Endemicity level: known to be high; school mf prevalence was 17.3% overall for the 6 schools

Characteristics of excluded studies [ordered by study ID]

StudyReason for exclusion
  1. a

    ALB: albendazole; DEC: diethylcarbamazine; IV: ivermectin.

Dunyo 2002Update of Dunyo 2000 following retreatment of each treatment group; retreatment carried out only with the combination (ALB plus IV), hence no comparison group given IV alone
Ismail 1998The comparison groups – ALB versus ALB plus IV versus ALB plus DEC versus DEC plus IV – do not match those in the review; these comparisons do not provide answers to the question as to whether adding ALB to IV or DEC improves outcomes compared to IV or DEC alone; the comparisons would have to include IV alone or DEC alone as comparators to be relevant to the review
Makunde 2003Comparison groups do not match those in review; for single infections with Wuchereria bancrofti these were ALB plus IV versus ALB alone; for co-infections of W. bancrofti and Onchocerca volvulus these were IV plus ALB versus placebo
Shenoy 1999The comparison groups – ALB versus ALB plus IV versus ALB plus DEC versus DEC plus IV – do not match those in the review; excluded for reasons stated above for Ismail 1998
Shenoy 2002Study of safety and tolerability of adding ALB to DEC; carried out only in patients without microfilariaemia (ie presumably uninfected)

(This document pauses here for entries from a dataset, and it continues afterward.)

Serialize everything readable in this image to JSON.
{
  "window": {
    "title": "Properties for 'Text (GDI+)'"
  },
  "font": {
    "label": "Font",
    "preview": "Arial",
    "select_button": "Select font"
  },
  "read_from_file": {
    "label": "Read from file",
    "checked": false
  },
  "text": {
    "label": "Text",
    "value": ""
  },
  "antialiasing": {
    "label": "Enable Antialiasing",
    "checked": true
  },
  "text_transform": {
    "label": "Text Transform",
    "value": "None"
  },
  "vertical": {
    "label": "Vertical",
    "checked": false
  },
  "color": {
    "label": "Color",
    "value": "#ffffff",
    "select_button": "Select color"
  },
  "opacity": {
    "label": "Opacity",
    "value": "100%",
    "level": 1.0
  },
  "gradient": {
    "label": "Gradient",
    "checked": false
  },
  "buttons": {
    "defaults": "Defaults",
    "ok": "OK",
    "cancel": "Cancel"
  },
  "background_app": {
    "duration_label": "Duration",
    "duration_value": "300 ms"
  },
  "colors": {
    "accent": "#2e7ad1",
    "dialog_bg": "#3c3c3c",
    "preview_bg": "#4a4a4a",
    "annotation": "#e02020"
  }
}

Characteristics of ongoing studies [ordered by study ID]

Dahoma (ongoing)

  1. a

    The names of principal investigator is used as the study ID.

Trial name or titleAssessment of safety and efficacy of ivermectin and albendazole co-administration
Methods
Participants1000 participants living in an area endemic for lymphatic filariasis and soil transmitted helminths in Zanzibar, Tanzania
Interventions1. Ivermectin
2. Albendazole plus ivermectin
Outcomes1. Reappearance of microfilariae at 12 months
2. Microfilariae at 3 and 6 months
3. Adverse drug reactions
Starting date
Contact informationMark Bradley
SmithKline Beecham
GlaxoWellcome House West
Berkeley Avenue
Greenford
Middlesex UB6 0NN
UK
Phone: +44 208 966 8543
Fax: +44 208 966 8827
Email: mhb38319@GlaxoWellcome.co.uk
Notes

Ancillary